__Records to process__
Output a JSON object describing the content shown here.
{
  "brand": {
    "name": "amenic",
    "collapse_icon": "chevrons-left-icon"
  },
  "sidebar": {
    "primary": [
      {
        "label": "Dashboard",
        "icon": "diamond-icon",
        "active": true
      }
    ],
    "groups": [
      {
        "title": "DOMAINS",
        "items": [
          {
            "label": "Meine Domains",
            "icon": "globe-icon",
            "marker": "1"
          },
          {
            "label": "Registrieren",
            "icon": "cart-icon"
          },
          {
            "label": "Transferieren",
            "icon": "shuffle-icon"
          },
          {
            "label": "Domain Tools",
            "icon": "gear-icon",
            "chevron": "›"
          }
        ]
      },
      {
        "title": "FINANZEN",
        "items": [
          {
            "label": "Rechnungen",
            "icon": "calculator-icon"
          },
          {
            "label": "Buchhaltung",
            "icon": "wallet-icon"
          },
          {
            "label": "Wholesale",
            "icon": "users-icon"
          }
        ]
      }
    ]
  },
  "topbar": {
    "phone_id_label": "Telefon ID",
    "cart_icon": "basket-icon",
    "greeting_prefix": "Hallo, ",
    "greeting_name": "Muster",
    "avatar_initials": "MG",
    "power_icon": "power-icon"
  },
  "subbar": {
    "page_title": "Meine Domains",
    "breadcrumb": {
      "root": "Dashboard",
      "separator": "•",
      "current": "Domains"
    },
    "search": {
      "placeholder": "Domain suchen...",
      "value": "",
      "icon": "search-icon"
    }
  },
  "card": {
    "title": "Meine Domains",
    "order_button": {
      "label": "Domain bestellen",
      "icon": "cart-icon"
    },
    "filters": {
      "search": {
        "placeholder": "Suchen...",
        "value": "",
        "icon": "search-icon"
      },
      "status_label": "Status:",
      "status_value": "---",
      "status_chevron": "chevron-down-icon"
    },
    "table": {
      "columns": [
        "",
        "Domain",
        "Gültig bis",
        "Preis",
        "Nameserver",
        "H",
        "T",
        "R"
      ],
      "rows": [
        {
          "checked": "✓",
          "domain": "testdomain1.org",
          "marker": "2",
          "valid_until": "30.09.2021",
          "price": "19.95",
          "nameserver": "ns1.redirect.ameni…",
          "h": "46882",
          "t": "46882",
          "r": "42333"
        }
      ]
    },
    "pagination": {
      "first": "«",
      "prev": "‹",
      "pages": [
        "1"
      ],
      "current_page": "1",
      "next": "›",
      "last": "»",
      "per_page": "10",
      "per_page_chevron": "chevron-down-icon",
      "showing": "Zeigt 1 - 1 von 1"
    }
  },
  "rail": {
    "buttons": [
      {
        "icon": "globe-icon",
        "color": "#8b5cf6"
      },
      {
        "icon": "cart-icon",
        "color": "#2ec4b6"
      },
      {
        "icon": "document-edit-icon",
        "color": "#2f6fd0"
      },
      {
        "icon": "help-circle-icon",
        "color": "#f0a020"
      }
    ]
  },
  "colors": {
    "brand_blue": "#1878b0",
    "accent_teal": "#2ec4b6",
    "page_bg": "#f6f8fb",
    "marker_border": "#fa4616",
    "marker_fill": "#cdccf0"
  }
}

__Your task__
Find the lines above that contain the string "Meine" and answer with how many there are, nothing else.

__Task answer__
3